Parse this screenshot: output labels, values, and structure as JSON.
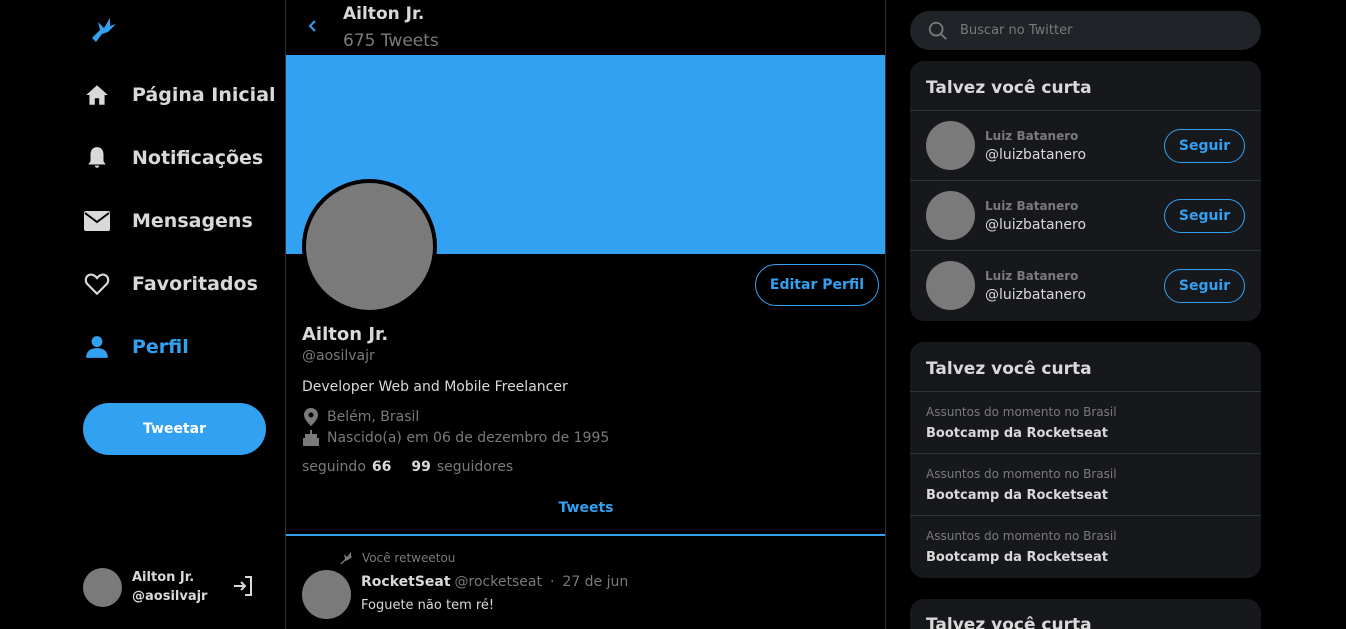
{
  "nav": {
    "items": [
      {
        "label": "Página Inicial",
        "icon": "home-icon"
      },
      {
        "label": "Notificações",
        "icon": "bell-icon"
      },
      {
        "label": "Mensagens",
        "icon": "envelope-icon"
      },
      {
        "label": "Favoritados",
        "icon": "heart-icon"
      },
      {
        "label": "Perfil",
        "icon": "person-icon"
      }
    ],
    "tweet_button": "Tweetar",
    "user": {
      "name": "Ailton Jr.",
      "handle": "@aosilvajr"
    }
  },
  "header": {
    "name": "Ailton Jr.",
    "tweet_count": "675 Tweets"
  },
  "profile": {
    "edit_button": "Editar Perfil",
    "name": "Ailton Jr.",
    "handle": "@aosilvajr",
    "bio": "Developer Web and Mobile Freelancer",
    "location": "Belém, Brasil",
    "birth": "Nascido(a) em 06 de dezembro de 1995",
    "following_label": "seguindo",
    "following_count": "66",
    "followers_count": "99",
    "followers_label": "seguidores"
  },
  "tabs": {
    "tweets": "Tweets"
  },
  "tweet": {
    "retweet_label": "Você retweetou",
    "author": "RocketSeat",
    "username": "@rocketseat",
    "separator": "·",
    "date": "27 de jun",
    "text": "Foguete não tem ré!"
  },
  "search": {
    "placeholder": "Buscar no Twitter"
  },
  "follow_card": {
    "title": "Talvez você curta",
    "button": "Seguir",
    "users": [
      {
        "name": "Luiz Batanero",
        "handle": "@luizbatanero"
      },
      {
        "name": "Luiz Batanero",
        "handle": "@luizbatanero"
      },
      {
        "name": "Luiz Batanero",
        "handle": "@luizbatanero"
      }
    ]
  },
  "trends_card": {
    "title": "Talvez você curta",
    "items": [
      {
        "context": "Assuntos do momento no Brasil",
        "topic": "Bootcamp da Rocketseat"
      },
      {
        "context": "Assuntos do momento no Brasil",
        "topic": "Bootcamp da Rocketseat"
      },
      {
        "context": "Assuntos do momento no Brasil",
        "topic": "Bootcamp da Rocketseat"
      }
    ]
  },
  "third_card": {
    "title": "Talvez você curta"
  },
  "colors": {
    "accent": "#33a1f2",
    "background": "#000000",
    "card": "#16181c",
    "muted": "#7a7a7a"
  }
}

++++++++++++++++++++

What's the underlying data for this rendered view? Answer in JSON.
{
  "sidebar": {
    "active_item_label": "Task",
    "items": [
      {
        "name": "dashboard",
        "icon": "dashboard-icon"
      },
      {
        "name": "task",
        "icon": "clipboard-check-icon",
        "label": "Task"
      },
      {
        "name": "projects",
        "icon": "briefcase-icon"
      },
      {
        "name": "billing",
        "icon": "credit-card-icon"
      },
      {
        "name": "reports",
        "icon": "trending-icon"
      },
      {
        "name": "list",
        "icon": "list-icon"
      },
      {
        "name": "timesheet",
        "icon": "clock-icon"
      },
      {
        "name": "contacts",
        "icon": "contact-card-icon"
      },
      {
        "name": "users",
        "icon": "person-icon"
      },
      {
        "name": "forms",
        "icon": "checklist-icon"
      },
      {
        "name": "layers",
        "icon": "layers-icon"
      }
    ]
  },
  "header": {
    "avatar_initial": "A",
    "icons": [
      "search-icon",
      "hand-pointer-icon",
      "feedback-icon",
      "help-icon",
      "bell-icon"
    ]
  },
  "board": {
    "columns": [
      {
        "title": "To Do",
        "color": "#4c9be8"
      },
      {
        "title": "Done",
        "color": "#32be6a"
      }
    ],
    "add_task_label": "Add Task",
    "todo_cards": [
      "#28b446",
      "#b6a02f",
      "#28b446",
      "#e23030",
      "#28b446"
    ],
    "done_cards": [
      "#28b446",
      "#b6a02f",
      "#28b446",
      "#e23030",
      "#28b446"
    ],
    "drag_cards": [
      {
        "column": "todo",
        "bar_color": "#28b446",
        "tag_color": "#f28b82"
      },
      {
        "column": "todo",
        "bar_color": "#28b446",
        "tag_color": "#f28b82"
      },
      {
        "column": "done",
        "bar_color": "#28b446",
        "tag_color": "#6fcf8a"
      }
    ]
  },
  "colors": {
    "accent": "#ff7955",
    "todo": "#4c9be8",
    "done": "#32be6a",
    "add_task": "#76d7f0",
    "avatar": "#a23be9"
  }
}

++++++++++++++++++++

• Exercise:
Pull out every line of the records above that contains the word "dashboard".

• Response to this task:
        "name": "dashboard",
        "icon": "dashboard-icon"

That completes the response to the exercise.